He’s going to have a hard time executing that strategy with Luque, one of the more unsung members at 170. Widely praised as a promising prospect from his time on TUF, Luque has been tapping into his deep skill set, putting it all together to make him a dark horse at welterweight. A winner in seven of his last eight contests, the only fight that went the distance in that time was his solitary loss as he’s been able to develop some serious power. Over the course of that streak, his striking has overshadowed his grappling. Given his BJJ is his base, that’s no small feat.

I love Barberena fights. The MMA Lab product doesn’t have much of a regard for defense, but usually ends up dealing out far more damage due to his brutal pace.
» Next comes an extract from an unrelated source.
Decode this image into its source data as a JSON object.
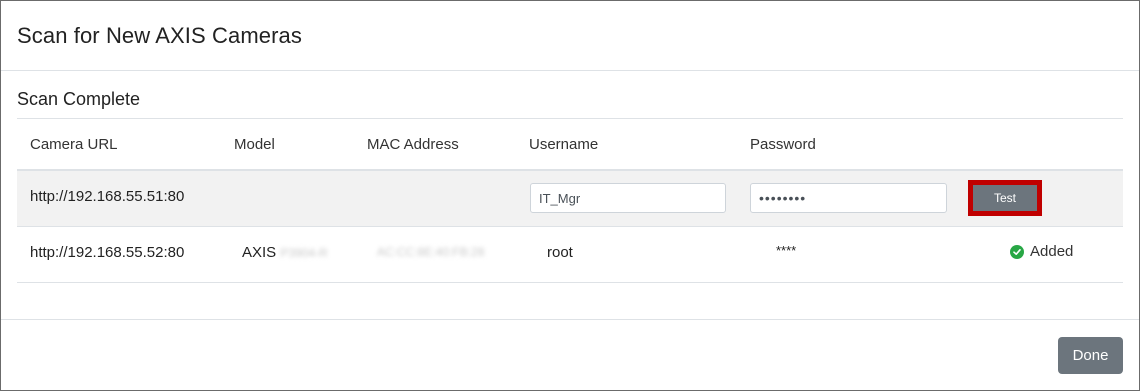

However, Barberena’s ceiling has been established against disciplined opponents with superior physical skills. That describes Luque all the way. If Barberena gets finished, I’m guessing it will be by decision, but I’m betting he makes it to the final bell. Luque via decision

Andre Fili (18-6) vs. Myles Jury (17-3), Featherweight

Expectations were once high for both Fili and Jury. At this point, observers have accepted they are gatekeepers to the top ten… at best.

Fili really had observers excited upon his UFC debut five years ago. He settled into a groove of win-loss-win-loss for a while, finally breaking that stretch last year. For a while, Fili had a bad habit of attempting takedowns when he was winning the standup battle, one of the reasons for his inconsistency. It hasn’t completely solved his inconsistency as Fili tends to get flustered against disciplined opponents – see his bout with Calvin Kattar – but the Team Alpha Male is on the right track.

After opening up his UFC career with 6 straight wins, Jury has since gone a paltry 2-3. Relying heavily on his wrestling when he entered the UFC, Jury has become more of a striker. There isn’t anything flashy about his pocket boxing, but it has proven effective as he consistently times his counters with precision. Nonetheless, Jury has struggled against specialists and better athletes than he. Fili isn’t a specialist, but he doesn’t seem to be any less of an athlete than Jury.

Jury looks like he could be the type of disciplined fighter that gives Fili trouble. That doesn’t necessarily mean Jury is guaranteed to win due to Fili’s physical advantages, most notably in the reach department. Fili’s reach advantage is only a single inch, but it’s an advantage Jury is used to having as he looks to establish his jab. I can see this going either way with a strong chance it becomes a split decision. I’ll go with the younger fighter who seems to be on a more pronounced upward trajectory. Fili via decision